I wasn’t going to moan about the French being on strike. It is an unfair stereo type. Most people here on the Côte d’Azur work very hard for not much money. If you are lucky enough to work for the government, then I’m sure you don’t want to see your wages and conditions being cut. Like Cameron I’m not very interested in politics and I’m not going to start now so I took very little note of what the dispute was actually about. But the second train strike in as many months is a bloody pain in the backside!
I live in one of the most congested stretches of land in France; the Côte d’Azur is just a small strip of land squeezed between the hills and the sea. When I came to live here I thought local public transport was wonderful; clean, frequent and cheap, until I got my first job. I soon had to buy a scooter as the bus to my local place of work stopped driving at 7.30pm and we had to work till 8pm. I was surprised everyone has a car here as the train and the bus are just so cheap. Now I know, you do need a plan B.
I hate taking the car to Monaco, with toll roads and parking it works out at about 8X the price of my rail card and as there was a strike, the roads were very congested. Mind you it is hard to stay annoyed long on the Côte d’Azur; the sun is shining, I’m able to sit and write my blog outside, surrounded by palm trees and tonight I won’t have to run down that hill to catch the 20.13 train home, instead I get to drive around the Monaco circuit like a formula one driver.

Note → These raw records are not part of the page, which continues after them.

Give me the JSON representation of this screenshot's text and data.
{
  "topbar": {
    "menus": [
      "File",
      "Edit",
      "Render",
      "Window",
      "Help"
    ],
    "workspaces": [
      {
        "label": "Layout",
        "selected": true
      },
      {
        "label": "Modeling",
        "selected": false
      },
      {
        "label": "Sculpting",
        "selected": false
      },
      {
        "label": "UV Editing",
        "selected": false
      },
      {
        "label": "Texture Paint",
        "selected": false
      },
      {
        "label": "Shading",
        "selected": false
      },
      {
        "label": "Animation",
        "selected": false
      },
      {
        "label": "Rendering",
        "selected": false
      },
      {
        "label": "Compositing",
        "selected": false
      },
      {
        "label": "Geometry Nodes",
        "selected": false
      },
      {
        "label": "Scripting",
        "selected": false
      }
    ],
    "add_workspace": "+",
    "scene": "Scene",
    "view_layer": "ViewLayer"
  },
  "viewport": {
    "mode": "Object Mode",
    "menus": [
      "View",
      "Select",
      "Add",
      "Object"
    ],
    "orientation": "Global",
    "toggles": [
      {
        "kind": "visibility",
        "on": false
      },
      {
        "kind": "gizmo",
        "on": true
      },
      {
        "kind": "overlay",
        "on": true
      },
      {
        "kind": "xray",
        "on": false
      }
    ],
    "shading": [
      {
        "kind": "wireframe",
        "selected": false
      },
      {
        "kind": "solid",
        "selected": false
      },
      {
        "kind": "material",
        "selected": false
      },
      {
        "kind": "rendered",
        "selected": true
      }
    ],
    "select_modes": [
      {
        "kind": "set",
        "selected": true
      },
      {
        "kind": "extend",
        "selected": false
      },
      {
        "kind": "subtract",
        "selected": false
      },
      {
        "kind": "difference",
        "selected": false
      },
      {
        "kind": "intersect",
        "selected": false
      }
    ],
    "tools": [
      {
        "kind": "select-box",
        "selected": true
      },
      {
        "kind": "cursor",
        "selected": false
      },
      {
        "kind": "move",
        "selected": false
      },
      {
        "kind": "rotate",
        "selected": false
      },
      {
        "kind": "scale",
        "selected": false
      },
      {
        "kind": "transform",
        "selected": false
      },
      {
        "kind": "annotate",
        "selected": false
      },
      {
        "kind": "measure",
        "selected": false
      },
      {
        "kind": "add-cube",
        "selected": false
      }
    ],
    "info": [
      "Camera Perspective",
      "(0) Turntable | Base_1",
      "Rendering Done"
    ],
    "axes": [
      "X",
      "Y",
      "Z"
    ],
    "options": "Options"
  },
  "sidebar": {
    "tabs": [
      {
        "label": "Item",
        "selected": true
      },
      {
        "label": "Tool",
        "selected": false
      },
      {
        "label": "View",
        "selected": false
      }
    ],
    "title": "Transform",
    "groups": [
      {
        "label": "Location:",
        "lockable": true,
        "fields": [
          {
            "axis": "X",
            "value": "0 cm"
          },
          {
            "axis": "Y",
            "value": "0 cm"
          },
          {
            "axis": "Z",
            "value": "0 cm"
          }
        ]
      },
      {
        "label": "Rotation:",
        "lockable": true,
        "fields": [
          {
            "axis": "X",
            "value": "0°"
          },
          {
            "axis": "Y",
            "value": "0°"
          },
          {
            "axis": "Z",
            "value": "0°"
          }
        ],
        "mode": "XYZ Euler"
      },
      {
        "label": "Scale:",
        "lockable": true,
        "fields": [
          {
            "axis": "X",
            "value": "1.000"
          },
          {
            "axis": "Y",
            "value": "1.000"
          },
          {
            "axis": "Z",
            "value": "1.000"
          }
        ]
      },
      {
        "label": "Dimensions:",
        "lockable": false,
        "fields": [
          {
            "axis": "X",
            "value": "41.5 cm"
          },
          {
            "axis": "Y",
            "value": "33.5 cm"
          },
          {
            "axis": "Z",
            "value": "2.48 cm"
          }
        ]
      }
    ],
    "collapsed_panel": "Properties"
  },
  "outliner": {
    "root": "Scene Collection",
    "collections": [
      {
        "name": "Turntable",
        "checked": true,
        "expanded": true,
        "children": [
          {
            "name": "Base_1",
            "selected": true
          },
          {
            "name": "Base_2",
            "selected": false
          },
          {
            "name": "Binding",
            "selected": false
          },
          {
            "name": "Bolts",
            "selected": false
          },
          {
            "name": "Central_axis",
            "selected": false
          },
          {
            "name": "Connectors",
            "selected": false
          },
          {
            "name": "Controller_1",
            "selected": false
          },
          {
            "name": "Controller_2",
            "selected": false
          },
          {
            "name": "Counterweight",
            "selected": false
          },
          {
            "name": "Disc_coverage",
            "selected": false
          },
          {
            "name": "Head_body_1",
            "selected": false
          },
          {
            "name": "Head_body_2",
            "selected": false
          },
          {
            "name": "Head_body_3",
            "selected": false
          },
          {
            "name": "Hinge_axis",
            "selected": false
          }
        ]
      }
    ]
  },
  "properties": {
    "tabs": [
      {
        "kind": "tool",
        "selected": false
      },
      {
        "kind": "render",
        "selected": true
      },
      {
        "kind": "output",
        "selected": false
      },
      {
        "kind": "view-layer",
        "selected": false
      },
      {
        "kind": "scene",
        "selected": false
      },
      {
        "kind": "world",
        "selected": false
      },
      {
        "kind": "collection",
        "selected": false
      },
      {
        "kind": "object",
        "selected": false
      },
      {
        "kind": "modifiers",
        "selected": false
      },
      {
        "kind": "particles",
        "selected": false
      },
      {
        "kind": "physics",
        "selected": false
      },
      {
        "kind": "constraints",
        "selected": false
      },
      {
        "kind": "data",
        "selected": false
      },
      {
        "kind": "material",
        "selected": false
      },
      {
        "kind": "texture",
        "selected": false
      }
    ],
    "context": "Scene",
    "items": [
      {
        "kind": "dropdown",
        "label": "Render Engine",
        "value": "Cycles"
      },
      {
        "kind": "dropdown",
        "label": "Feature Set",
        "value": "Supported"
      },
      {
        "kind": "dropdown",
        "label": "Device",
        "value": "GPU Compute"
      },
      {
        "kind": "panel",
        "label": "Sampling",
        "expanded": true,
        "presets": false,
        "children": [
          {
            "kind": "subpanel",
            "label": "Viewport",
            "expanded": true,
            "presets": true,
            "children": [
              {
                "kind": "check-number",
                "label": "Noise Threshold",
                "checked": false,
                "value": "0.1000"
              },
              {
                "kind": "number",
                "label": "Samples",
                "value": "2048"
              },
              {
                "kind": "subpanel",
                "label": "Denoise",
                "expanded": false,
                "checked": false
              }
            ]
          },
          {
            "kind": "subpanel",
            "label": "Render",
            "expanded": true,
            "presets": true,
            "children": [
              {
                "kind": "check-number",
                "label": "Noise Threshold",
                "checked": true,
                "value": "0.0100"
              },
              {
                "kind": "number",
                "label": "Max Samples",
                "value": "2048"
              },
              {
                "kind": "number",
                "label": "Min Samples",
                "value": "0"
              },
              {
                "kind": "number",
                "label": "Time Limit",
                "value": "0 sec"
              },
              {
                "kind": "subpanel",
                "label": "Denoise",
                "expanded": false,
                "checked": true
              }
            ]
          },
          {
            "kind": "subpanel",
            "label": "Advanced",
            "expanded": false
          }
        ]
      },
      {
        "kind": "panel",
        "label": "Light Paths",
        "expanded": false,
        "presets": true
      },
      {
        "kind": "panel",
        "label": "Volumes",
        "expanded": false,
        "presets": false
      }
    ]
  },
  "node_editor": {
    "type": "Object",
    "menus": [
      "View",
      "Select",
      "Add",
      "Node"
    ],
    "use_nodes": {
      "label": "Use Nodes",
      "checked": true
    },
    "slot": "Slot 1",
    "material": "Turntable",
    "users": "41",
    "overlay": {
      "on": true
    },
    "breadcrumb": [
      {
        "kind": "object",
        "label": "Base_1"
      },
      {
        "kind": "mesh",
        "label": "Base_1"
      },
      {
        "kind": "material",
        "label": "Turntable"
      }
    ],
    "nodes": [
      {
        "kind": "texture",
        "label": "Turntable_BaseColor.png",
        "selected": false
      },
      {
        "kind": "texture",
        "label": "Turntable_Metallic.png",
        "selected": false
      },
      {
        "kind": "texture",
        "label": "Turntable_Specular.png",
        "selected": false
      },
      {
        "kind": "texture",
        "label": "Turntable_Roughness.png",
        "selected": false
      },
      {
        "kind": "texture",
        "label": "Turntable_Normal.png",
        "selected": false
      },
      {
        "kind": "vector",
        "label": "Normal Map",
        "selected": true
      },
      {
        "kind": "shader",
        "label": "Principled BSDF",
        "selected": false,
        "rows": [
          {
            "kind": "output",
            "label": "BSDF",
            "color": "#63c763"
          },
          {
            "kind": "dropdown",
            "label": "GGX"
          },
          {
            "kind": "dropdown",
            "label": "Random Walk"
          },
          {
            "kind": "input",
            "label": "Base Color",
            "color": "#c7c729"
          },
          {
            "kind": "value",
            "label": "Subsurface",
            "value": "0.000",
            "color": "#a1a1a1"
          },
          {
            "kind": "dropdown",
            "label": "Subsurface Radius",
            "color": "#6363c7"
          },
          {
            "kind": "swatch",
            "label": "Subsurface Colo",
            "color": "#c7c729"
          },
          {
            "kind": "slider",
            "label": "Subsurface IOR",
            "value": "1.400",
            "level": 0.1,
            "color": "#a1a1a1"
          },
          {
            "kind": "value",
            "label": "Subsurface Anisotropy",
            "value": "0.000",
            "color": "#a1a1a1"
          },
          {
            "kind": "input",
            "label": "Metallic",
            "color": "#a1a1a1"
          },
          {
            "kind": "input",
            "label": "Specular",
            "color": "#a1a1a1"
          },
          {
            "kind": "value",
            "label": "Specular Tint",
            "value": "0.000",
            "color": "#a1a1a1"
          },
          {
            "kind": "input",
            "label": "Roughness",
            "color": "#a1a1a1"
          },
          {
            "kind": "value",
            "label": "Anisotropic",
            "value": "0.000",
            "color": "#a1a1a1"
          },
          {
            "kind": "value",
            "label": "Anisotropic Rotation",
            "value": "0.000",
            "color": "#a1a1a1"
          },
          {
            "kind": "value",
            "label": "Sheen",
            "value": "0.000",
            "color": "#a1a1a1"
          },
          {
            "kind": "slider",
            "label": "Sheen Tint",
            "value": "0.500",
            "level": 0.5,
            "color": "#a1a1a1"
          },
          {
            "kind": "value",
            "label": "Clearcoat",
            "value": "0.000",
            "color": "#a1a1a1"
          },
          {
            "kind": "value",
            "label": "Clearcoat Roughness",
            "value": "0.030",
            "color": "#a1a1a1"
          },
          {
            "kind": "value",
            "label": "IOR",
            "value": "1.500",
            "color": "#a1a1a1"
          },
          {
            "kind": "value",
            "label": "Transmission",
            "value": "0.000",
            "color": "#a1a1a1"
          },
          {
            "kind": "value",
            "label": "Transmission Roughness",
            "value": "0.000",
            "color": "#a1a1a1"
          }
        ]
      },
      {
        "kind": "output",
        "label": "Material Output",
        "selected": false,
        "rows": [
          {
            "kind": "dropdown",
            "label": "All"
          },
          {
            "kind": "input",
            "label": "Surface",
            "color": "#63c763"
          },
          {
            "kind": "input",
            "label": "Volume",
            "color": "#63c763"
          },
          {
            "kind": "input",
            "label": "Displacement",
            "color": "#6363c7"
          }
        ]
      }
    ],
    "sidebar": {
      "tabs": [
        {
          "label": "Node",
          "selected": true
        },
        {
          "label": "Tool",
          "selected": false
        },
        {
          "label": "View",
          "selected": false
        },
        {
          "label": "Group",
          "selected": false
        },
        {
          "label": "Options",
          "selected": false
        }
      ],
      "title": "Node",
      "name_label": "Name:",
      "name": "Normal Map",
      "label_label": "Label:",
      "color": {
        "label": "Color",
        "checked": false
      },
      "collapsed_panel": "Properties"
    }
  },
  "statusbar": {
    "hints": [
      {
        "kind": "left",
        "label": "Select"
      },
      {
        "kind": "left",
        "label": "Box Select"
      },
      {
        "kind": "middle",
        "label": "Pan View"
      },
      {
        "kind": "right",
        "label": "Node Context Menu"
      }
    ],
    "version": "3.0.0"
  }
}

Needless to say, that book two is going to be influenced by commuting and Cameron will at some point take a train. A large part of the second book is being written on the train and in Monaco station, and I hope tomorrow we will be back to normal.
Planet money, not a bad place to be writing your book: